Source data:

----------

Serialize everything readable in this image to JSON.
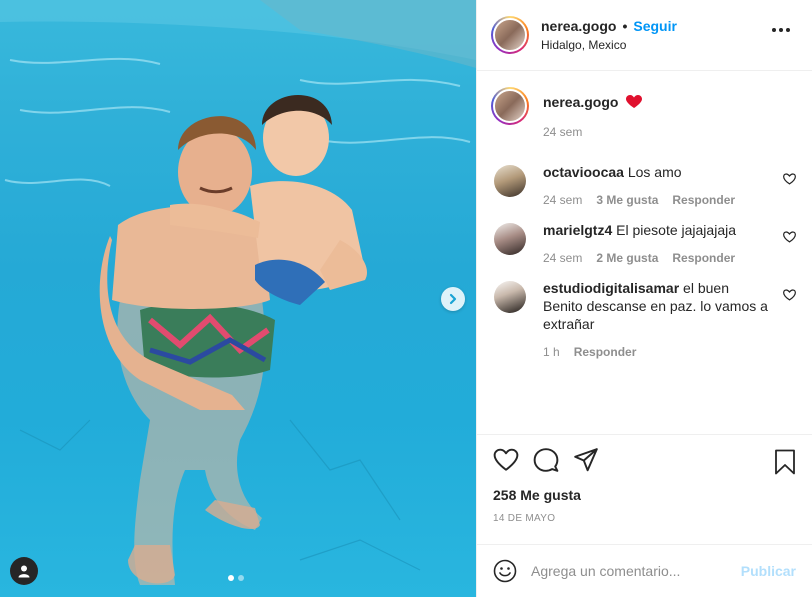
{
  "post": {
    "username": "nerea.gogo",
    "separator": "•",
    "follow_label": "Seguir",
    "location": "Hidalgo, Mexico"
  },
  "caption": {
    "username": "nerea.gogo",
    "emoji": "❤️",
    "time": "24 sem"
  },
  "comments": [
    {
      "username": "octavioocaa",
      "text": "Los amo",
      "time": "24 sem",
      "likes": "3 Me gusta",
      "reply": "Responder"
    },
    {
      "username": "marielgtz4",
      "text": "El piesote jajajajaja",
      "time": "24 sem",
      "likes": "2 Me gusta",
      "reply": "Responder"
    },
    {
      "username": "estudiodigitalisamar",
      "text": "el buen Benito descanse en paz. lo vamos a extrañar",
      "time": "1 h",
      "reply": "Responder"
    }
  ],
  "actions": {
    "likes": "258 Me gusta",
    "date": "14 DE MAYO"
  },
  "comment_box": {
    "placeholder": "Agrega un comentario...",
    "post_label": "Publicar"
  },
  "carousel": {
    "current": 1,
    "total": 2
  },
  "colors": {
    "accent": "#0095f6",
    "like_heart": "#ed4956",
    "publish_disabled": "#b2dffc"
  }
}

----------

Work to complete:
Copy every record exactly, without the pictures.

Output below:
Serialize everything readable in this image to JSON.
{
  "post": {
    "username": "nerea.gogo",
    "separator": "•",
    "follow_label": "Seguir",
    "location": "Hidalgo, Mexico"
  },
  "caption": {
    "username": "nerea.gogo",
    "emoji": "❤️",
    "time": "24 sem"
  },
  "comments": [
    {
      "username": "octavioocaa",
      "text": "Los amo",
      "time": "24 sem",
      "likes": "3 Me gusta",
      "reply": "Responder"
    },
    {
      "username": "marielgtz4",
      "text": "El piesote jajajajaja",
      "time": "24 sem",
      "likes": "2 Me gusta",
      "reply": "Responder"
    },
    {
      "username": "estudiodigitalisamar",
      "text": "el buen Benito descanse en paz. lo vamos a extrañar",
      "time": "1 h",
      "reply": "Responder"
    }
  ],
  "actions": {
    "likes": "258 Me gusta",
    "date": "14 DE MAYO"
  },
  "comment_box": {
    "placeholder": "Agrega un comentario...",
    "post_label": "Publicar"
  },
  "carousel": {
    "current": 1,
    "total": 2
  },
  "colors": {
    "accent": "#0095f6",
    "like_heart": "#ed4956",
    "publish_disabled": "#b2dffc"
  }
}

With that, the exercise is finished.